After rampaging through their first four tournament games, the Louisville Cardinals narrowly escaped Wichita State to earn a date with Michigan in the national title game. As John Beilein and the Wolverines frantically prepare to face the tournament’s No. 1 overall seed, you can bet that they’ll take a long look at how the ninth-seeded Shockers came within four points of a historic upset.
One huge key to Wichita State’s near-surprise was keeping the Louisville press from dictating the tempo. The Shockers committed a mere 10 turnovers, and Michigan—the nation’s best team at avoiding the giveaway—has to be heartened by the way Wichita State kept Louisville from getting out and running for large chunks of the game.
Read on for more on the things the Shockers did (and didn’t quite do) that can serve as object lessons for Michigan in the run-up to Monday night’s championship game.
As much as the Shockers benefited from their usual offensive rebounding show against Louisville, they got a taste of their own medicine on the other end of the floor.
A huge factor in the Cards’ second-half comeback was the extra opportunities derived from their 11 offensive boards on the night.
Stopping Gorgui Dieng and Chane Behanan won’t be an easy task for undersized Michigan. The Maize and Blue gave up nine offensive rebounds of its own despite sending out bigger-than-normal lineups against Syracuse.
However, boxing out is also about focusing on the task at hand, and it's got to be a point of emphasis if the Wolverines don’t want to see good defensive possessions wasted by easy putbacks.
This one’s preaching to the choir for a Wolverine team that turns the ball over less often than any in the nation, not to mention one that already beat Virginia Commonwealth (a.k.a. the only team that gets more steals than Louisville) in this tournament.
However, it bears repeating that avoiding turnovers can make the difference between a win and a loss against the Cardinals.
After all, Wichita State built a huge second-half lead thanks in large measure to a 20-plus minute stretch in which it didn’t give the ball away once. Louisville’s comeback, not coincidentally, opened with a string of three turnovers forced in under two minutes.
Even in the absence of the overpowering three-point shooting that helped them beat Gonzaga and Ohio State, the Shockers still gave Louisville’s high-powered D a run for its money.
A key factor in that performance was Wichita State’s ability to get to the rim, either with offensive rebounds or by passing into the paint.
Not only are shorter-range shots going to be higher-percentage—even with Gorgui Dieng swatting his share—but an aggressive offense is more likely to get the Cards in foul trouble, as Wichita State did with great success.
Michigan can’t help being aware of the value of that latter advantage, having just succeeded in fouling both Michael Carter-Williams and Brandon Triche out of their national semifinal game.
Wichita State was the third team this season to see a 16-point second-half lead evaporate against Louisville.
No team has been better at riding momentum to quick scoring runs than the Cardinals, and even if a lead looks safe against them, it probably isn’t.
Michigan, for its part, nearly gave away a late lead of its own by going to the milk-the-clock approach too early against Syracuse.

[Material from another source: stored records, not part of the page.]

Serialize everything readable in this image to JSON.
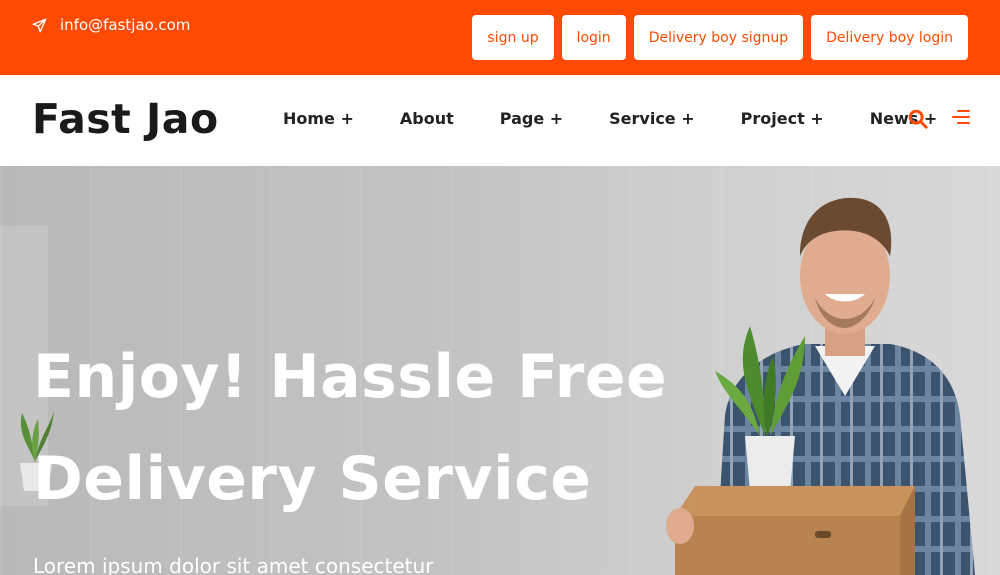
{
  "topbar": {
    "email": "info@fastjao.com",
    "buttons": [
      "sign up",
      "login",
      "Delivery boy signup",
      "Delivery boy login"
    ]
  },
  "header": {
    "logo": "Fast Jao",
    "nav": [
      "Home +",
      "About",
      "Page +",
      "Service +",
      "Project +",
      "News +"
    ]
  },
  "hero": {
    "title_line1": "Enjoy! Hassle Free",
    "title_line2": "Delivery Service",
    "subtitle": "Lorem ipsum dolor sit amet consectetur"
  },
  "colors": {
    "accent": "#ff4a03",
    "dark": "#1a1a1a"
  },
  "icons": [
    "paper-plane-icon",
    "search-icon",
    "menu-icon"
  ]
}
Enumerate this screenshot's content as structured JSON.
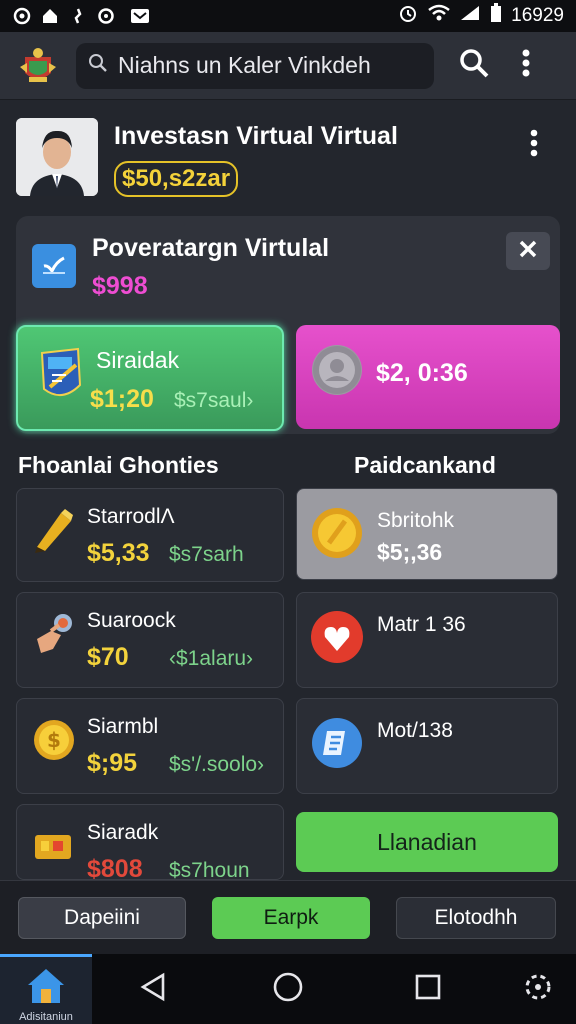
{
  "status_bar": {
    "time": "16929"
  },
  "app_bar": {
    "search_value": "Niahns un Kaler Vinkdeh"
  },
  "profile": {
    "name": "Investasn Virtual Virtual",
    "balance": "$50,s2zar"
  },
  "portfolio": {
    "title": "Poveratargn Virtulal",
    "value": "$998"
  },
  "featured": {
    "green": {
      "title": "Siraidak",
      "value": "$1;20",
      "sub": "$s7saul›"
    },
    "pink": {
      "value": "$2, 0:36"
    }
  },
  "sections": {
    "left": "Fhoanlai Ghonties",
    "right": "Paidcankand"
  },
  "tiles_left": [
    {
      "title": "StarrodlΛ",
      "value": "$5,33",
      "sub": "$s7sarh"
    },
    {
      "title": "Suaroock",
      "value": "$70",
      "sub": "‹$1alaru›"
    },
    {
      "title": "Siarmbl",
      "value": "$;95",
      "sub": "$s'/.soolo›"
    },
    {
      "title": "Siaradk",
      "value": "$808",
      "sub": "$s7houn"
    }
  ],
  "tiles_right": [
    {
      "title": "Sbritohk",
      "value": "$5;,36"
    },
    {
      "title": "Matr 1 36"
    },
    {
      "title": "Mot/138"
    }
  ],
  "cta": {
    "label": "Llanadian"
  },
  "actions": {
    "deposit": "Dapeiini",
    "buy": "Earpk",
    "other": "Elotodhh"
  },
  "nav": {
    "home_label": "Adisitaniun"
  },
  "colors": {
    "green": "#4fc774",
    "pink": "#e651cc",
    "gold": "#f3d33c",
    "accent_blue": "#4aa7ff"
  }
}
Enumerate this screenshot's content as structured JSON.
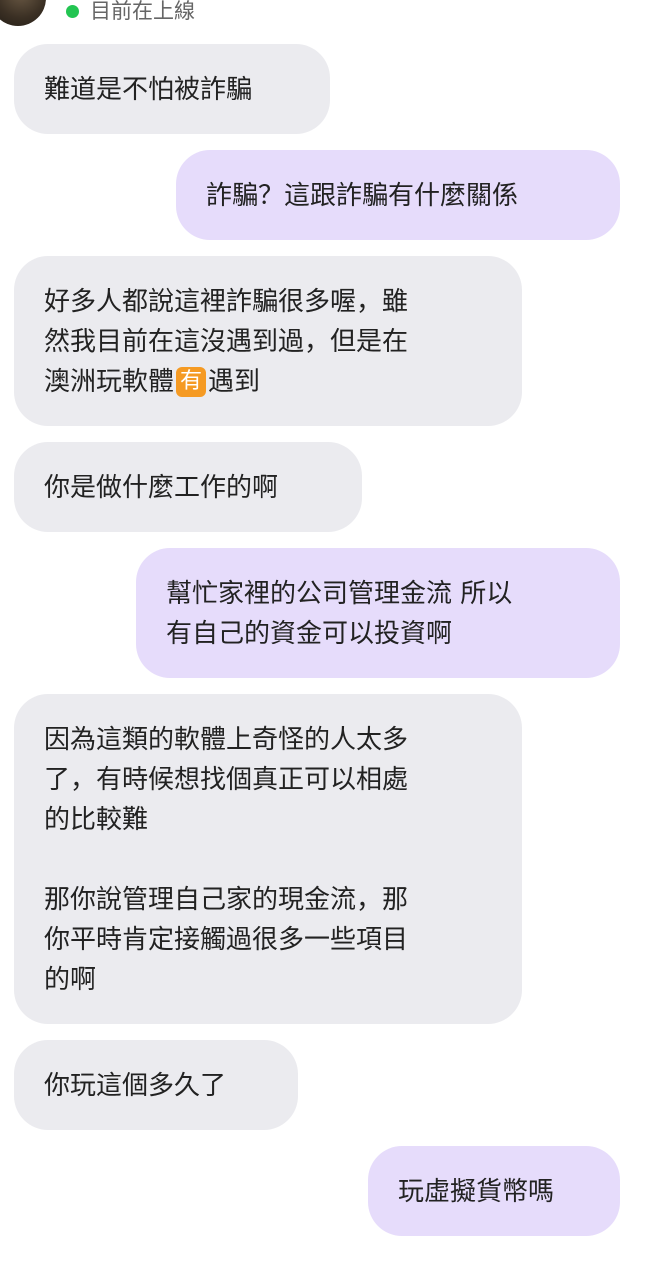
{
  "header": {
    "status": "目前在上線"
  },
  "messages": [
    {
      "side": "in",
      "text": "難道是不怕被詐騙"
    },
    {
      "side": "out",
      "text": "詐騙？這跟詐騙有什麼關係"
    },
    {
      "side": "in",
      "text_before": "好多人都說這裡詐騙很多喔，雖\n然我目前在這沒遇到過，但是在\n澳洲玩軟體",
      "emoji": "有",
      "text_after": "遇到"
    },
    {
      "side": "in",
      "text": "你是做什麼工作的啊"
    },
    {
      "side": "out",
      "text": "幫忙家裡的公司管理金流 所以\n有自己的資金可以投資啊"
    },
    {
      "side": "in",
      "text": "因為這類的軟體上奇怪的人太多\n了，有時候想找個真正可以相處\n的比較難\n\n那你說管理自己家的現金流，那\n你平時肯定接觸過很多一些項目\n的啊"
    },
    {
      "side": "in",
      "text": "你玩這個多久了"
    },
    {
      "side": "out",
      "text": "玩虛擬貨幣嗎"
    }
  ],
  "colors": {
    "incoming_bubble": "#ebebef",
    "outgoing_bubble": "#e6dcfb",
    "online_dot": "#23c552",
    "emoji_badge": "#f59a23"
  }
}
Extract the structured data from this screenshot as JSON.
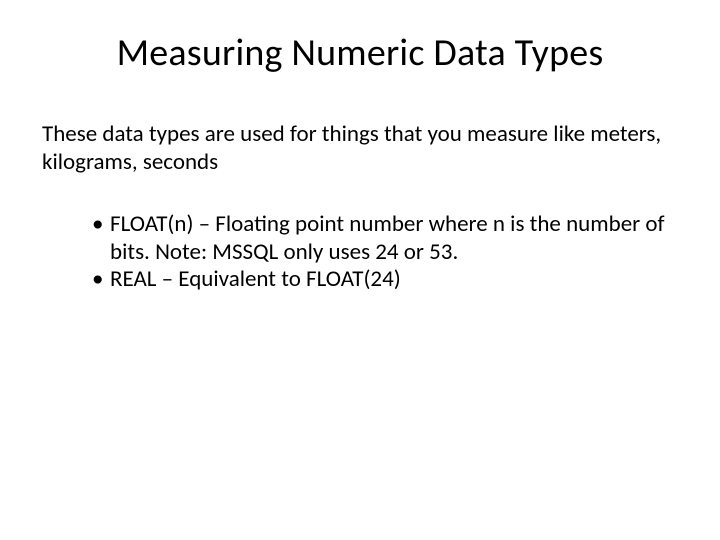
{
  "title": "Measuring Numeric Data Types",
  "intro": "These data types are used for things that you measure like meters, kilograms, seconds",
  "bullets": [
    "FLOAT(n) – Floating point number where n is the number of bits. Note: MSSQL only uses 24 or 53.",
    "REAL – Equivalent to FLOAT(24)"
  ]
}
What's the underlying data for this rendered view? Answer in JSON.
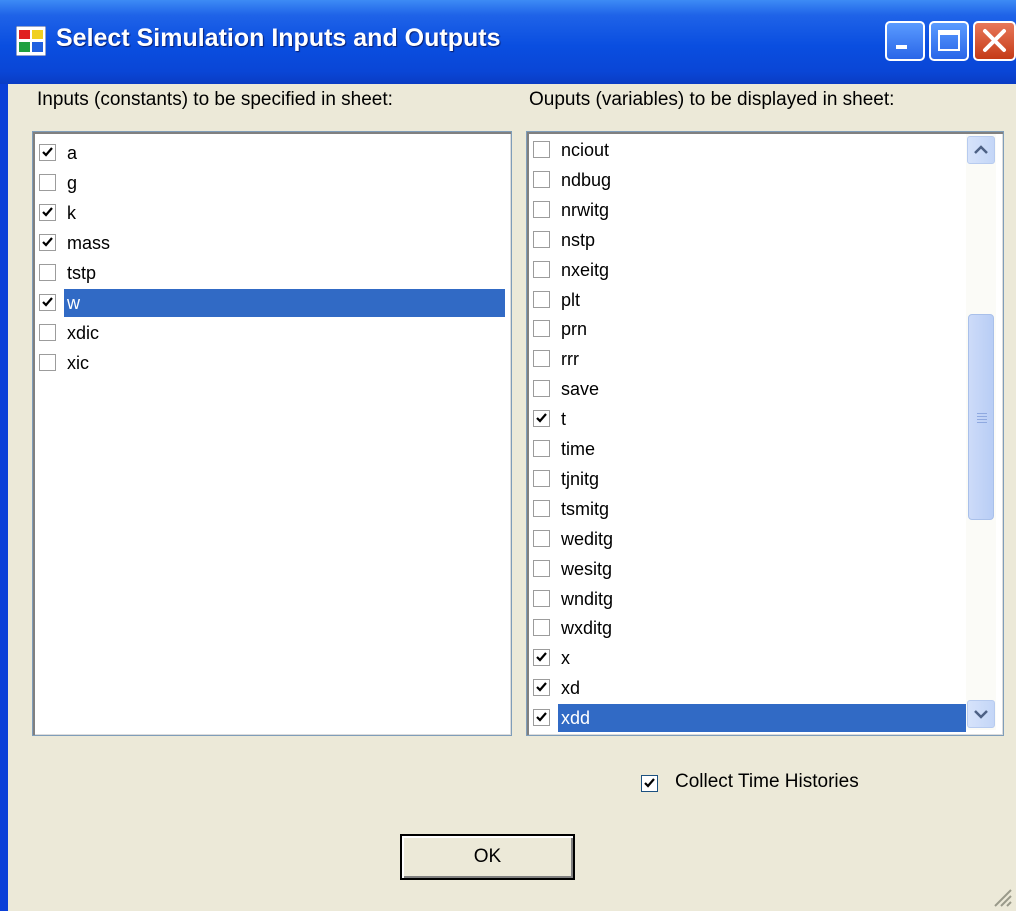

The Wolverines have to keep attacking, even into the final minute of the game, if they want to put Louisville away.
Wichita State’s defense focused on collapsing into the middle and cutting off the dribble penetration of Peyton Siva and Russ Smith. The Cardinals had to win with jump shooting and (behind Smith and Luke Hancock) they just barely did.
Expecting another nine made three-pointers from this shaky collection of shooters is a poor bet, so Michigan’s best strategy defensively is to force Louisville to prove that it can find the range for the second game in a row.
Turning Russ Smith into a jump-shooter will also magnify the five-inch height deficit he faces against Wolverine defensive ace Tim Hardaway Jr.
Louisville has won 34 games by winning the fast-break battle. Russ Smith’s breathtaking speed can outrun any defender—unless the defenders are already back waiting for him, as Wichita State’s were.
The Shockers held Smith to a paltry six field-goal attempts from inside the three-point arc, a total he usually exceeds by halftime.
If Michigan wants to smother the primary source of the Cards’ scoring, it has no better option than to emulate Wichita State and get defenders back to the paint as fast as possible, every single time.